> [Task item]: Set the whole listing down again exactly as written.

> [Excerpted data]:
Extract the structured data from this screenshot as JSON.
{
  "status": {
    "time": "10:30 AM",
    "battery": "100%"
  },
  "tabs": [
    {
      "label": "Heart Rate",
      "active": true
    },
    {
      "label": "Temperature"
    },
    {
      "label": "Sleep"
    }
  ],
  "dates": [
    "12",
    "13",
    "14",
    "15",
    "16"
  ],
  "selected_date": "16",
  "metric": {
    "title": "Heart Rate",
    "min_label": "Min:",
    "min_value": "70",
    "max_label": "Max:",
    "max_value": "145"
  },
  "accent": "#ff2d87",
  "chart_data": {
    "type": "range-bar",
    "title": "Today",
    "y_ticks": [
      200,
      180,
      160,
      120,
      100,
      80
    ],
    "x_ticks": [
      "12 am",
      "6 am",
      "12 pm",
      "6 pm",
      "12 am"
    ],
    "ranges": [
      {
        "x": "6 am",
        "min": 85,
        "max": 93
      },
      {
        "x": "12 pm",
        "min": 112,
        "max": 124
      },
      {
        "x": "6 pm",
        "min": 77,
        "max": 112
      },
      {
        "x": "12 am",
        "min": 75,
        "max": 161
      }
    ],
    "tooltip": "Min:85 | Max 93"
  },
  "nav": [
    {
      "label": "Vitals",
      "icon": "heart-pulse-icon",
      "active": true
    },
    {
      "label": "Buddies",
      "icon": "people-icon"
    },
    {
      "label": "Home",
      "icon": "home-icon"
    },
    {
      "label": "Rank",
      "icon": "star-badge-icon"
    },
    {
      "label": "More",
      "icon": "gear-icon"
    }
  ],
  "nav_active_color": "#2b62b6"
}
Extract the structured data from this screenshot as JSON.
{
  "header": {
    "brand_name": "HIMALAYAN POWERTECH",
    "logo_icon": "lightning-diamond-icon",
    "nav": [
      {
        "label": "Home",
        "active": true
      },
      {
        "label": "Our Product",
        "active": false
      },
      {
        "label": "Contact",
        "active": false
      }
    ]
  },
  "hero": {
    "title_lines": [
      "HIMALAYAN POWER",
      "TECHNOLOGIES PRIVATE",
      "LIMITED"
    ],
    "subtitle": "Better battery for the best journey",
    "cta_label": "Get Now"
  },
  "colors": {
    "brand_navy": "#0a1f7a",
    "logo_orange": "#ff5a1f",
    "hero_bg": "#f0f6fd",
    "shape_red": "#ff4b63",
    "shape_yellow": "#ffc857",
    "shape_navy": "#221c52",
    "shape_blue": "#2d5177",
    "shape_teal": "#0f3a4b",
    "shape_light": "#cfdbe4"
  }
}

> [Reply to the exercise]:
Extract the structured data from this screenshot as JSON.
{
  "status": {
    "time": "10:30 AM",
    "battery": "100%"
  },
  "tabs": [
    {
      "label": "Heart Rate",
      "active": true
    },
    {
      "label": "Temperature"
    },
    {
      "label": "Sleep"
    }
  ],
  "dates": [
    "12",
    "13",
    "14",
    "15",
    "16"
  ],
  "selected_date": "16",
  "metric": {
    "title": "Heart Rate",
    "min_label": "Min:",
    "min_value": "70",
    "max_label": "Max:",
    "max_value": "145"
  },
  "accent": "#ff2d87",
  "chart_data": {
    "type": "range-bar",
    "title": "Today",
    "y_ticks": [
      200,
      180,
      160,
      120,
      100,
      80
    ],
    "x_ticks": [
      "12 am",
      "6 am",
      "12 pm",
      "6 pm",
      "12 am"
    ],
    "ranges": [
      {
        "x": "6 am",
        "min": 85,
        "max": 93
      },
      {
        "x": "12 pm",
        "min": 112,
        "max": 124
      },
      {
        "x": "6 pm",
        "min": 77,
        "max": 112
      },
      {
        "x": "12 am",
        "min": 75,
        "max": 161
      }
    ],
    "tooltip": "Min:85 | Max 93"
  },
  "nav": [
    {
      "label": "Vitals",
      "icon": "heart-pulse-icon",
      "active": true
    },
    {
      "label": "Buddies",
      "icon": "people-icon"
    },
    {
      "label": "Home",
      "icon": "home-icon"
    },
    {
      "label": "Rank",
      "icon": "star-badge-icon"
    },
    {
      "label": "More",
      "icon": "gear-icon"
    }
  ],
  "nav_active_color": "#2b62b6"
}
Extract the structured data from this screenshot as JSON.
{
  "header": {
    "brand_name": "HIMALAYAN POWERTECH",
    "logo_icon": "lightning-diamond-icon",
    "nav": [
      {
        "label": "Home",
        "active": true
      },
      {
        "label": "Our Product",
        "active": false
      },
      {
        "label": "Contact",
        "active": false
      }
    ]
  },
  "hero": {
    "title_lines": [
      "HIMALAYAN POWER",
      "TECHNOLOGIES PRIVATE",
      "LIMITED"
    ],
    "subtitle": "Better battery for the best journey",
    "cta_label": "Get Now"
  },
  "colors": {
    "brand_navy": "#0a1f7a",
    "logo_orange": "#ff5a1f",
    "hero_bg": "#f0f6fd",
    "shape_red": "#ff4b63",
    "shape_yellow": "#ffc857",
    "shape_navy": "#221c52",
    "shape_blue": "#2d5177",
    "shape_teal": "#0f3a4b",
    "shape_light": "#cfdbe4"
  }
}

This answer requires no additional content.